This fight came together in April when Cotto and Margarito trounced two challengers on the same card in Atlantic City. Promoter Bob Arum immediately gave both fighters the matchup they craved, putting his two top welterweights together for a joint debut as Vegas headliners — though Cotto made $3 million to Margarito's $1.5 million.
With this career-making win, Margarito will be among the finalists for the wildly lucrative spot opposite Oscar De La Hoya on Dec. 6 in the Golden Boy's farewell fight in the same MGM Grand ring. De La Hoya previously was circling Margarito for the fight, but Cotto's battered face might give De La Hoya second thoughts about both fighters.

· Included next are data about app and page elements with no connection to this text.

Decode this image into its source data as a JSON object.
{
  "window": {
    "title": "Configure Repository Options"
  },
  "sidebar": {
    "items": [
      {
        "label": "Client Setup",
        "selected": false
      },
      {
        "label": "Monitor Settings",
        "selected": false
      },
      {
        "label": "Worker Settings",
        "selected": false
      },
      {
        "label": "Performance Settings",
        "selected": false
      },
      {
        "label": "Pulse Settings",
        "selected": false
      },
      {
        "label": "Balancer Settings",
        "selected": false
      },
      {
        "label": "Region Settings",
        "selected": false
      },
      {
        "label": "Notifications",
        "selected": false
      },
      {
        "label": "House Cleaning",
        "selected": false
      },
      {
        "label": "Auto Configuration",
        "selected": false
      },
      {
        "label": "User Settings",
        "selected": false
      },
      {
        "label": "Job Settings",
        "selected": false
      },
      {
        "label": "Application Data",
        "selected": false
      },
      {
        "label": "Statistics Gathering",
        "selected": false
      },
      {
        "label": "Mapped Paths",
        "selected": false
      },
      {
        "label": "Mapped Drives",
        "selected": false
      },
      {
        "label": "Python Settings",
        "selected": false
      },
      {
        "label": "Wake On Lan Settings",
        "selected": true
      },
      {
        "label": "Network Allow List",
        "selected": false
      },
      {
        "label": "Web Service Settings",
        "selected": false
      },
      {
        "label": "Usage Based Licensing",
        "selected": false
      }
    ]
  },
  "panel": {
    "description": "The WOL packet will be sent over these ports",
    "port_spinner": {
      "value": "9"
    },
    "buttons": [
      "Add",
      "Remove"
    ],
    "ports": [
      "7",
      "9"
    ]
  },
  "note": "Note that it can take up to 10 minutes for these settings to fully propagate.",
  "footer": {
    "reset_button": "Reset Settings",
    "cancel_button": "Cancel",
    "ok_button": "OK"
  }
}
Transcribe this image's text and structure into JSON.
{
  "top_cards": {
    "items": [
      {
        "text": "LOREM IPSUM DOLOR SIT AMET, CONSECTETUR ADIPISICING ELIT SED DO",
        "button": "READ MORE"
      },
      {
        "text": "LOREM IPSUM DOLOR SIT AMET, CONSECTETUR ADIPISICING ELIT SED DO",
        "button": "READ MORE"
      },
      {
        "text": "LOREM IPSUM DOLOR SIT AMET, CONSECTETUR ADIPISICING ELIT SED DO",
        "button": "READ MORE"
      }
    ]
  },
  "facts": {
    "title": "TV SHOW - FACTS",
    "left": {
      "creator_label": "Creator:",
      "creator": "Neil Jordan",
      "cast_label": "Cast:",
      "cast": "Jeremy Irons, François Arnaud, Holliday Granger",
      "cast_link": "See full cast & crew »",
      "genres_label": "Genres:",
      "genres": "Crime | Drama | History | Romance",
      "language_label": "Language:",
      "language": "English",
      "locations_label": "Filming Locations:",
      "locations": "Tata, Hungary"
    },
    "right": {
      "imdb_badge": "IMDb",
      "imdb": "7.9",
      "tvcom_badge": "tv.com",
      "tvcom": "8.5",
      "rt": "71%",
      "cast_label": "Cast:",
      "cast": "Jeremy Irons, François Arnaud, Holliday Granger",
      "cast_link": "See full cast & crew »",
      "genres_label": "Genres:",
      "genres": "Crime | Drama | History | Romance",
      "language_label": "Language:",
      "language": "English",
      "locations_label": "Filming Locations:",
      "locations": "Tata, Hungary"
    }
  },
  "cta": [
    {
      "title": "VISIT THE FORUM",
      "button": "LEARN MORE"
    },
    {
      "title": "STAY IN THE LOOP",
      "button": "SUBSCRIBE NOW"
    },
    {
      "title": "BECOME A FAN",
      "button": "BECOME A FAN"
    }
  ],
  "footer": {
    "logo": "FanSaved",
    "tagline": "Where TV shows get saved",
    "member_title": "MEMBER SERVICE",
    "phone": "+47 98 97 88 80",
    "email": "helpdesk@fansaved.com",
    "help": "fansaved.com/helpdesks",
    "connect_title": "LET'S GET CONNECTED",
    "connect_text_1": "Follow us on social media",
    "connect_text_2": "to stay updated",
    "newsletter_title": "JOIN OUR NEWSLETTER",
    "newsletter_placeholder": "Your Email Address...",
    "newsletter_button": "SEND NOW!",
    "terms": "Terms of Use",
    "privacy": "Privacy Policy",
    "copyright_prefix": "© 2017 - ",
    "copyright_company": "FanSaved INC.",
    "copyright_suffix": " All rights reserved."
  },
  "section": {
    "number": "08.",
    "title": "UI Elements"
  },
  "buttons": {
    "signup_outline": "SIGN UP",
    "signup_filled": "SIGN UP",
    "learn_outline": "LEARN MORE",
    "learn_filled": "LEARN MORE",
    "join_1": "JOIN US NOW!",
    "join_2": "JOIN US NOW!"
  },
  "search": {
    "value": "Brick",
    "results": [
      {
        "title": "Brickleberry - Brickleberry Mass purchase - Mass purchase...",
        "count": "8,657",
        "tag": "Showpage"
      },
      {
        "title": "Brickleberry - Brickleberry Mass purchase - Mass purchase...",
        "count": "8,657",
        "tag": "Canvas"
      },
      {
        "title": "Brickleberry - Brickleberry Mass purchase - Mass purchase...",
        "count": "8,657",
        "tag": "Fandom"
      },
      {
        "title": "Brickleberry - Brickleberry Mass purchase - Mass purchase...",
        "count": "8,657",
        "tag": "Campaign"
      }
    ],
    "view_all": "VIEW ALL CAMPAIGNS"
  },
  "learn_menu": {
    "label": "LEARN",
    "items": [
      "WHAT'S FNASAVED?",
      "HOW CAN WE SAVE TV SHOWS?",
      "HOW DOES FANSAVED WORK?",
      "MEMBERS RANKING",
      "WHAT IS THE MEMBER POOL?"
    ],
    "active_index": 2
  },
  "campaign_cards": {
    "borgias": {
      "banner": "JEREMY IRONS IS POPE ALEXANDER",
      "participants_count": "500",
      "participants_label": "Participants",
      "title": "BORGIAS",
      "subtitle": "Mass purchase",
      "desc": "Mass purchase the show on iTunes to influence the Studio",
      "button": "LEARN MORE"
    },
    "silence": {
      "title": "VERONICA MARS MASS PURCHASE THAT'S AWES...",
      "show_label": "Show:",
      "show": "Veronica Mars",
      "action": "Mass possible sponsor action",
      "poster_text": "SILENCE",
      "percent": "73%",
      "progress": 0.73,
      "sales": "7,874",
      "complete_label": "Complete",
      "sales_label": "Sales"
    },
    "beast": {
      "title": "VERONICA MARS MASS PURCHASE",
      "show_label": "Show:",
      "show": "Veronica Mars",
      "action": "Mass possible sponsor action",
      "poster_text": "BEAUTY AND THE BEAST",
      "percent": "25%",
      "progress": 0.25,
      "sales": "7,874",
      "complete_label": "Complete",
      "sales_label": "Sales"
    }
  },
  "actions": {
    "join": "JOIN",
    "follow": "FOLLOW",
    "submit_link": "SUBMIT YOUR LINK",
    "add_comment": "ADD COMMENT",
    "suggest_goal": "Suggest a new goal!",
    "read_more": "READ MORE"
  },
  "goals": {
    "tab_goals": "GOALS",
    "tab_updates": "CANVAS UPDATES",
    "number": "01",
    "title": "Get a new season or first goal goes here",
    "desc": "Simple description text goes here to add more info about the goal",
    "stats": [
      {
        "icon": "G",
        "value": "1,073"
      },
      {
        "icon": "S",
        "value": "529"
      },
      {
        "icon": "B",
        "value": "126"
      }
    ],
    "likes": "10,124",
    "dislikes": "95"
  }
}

"Oscar De La Hoya is one of the best," Margarito said. "If he comes through with his promise, we can give Mexicans a true battle."
If De La Hoya goes with Cotto, Manny Pacquiao or a lesser challenge, Margarito could be looking forward to a unification fight with the winner of next weekend's IBF title fight between Zab Judah and Joshua Clottey.
The loss clearly stunned Cotto, who had shown remarkable resourcefulness after being staggered in two 140-pound fights earlier in his career. Though Cotto carried the early action, Margarito bloodied Cotto's nose and mouth before picking at the wounds throughout the middle rounds.
Cotto landed 43 per cent of his 655 punches, but Margarito's superior work rate was reflected in his 987 total punches. Margarito jabbed poorly, but landed 237 power shots to Cotto's 179 — most in the final few rounds.
Margarito, who took three of his five career losses as a teenager in Mexico, lost his WBO welterweight title to Paul Williams last year with an uncharacteristically slow start. He claimed the IBF title three months ago by battering Kermit Cintron, but had to give up that belt to make the match with Cotto — a gamble that paid off immensely.
Cotto appeared confident from the opening bell, slipping his jab through the small gap in Margarito's defence almost from their opening collision. The expected brawl began in earnest in the second round, with both fighters landing heavy shots to the head.
Cotto seemed superior until Margarito's work paid off in the seventh, when he stunned and bloodied Cotto with a flurry capped by a left hook. Margarito chased him for the rest of a punishing round, reducing Cotto's once-confident swagger to a stumble.
Cotto rallied in the 10th, but Margarito still was relentless.
Cotto began spitting blood, and another barrage from Margarito dropped him to one knee 80 seconds into the 11th. Cotto was wobbly, and Margarito chased him until the Puerto Rican star finally went down again. Margarito was ahead on two of the three judges' scorecards at the time.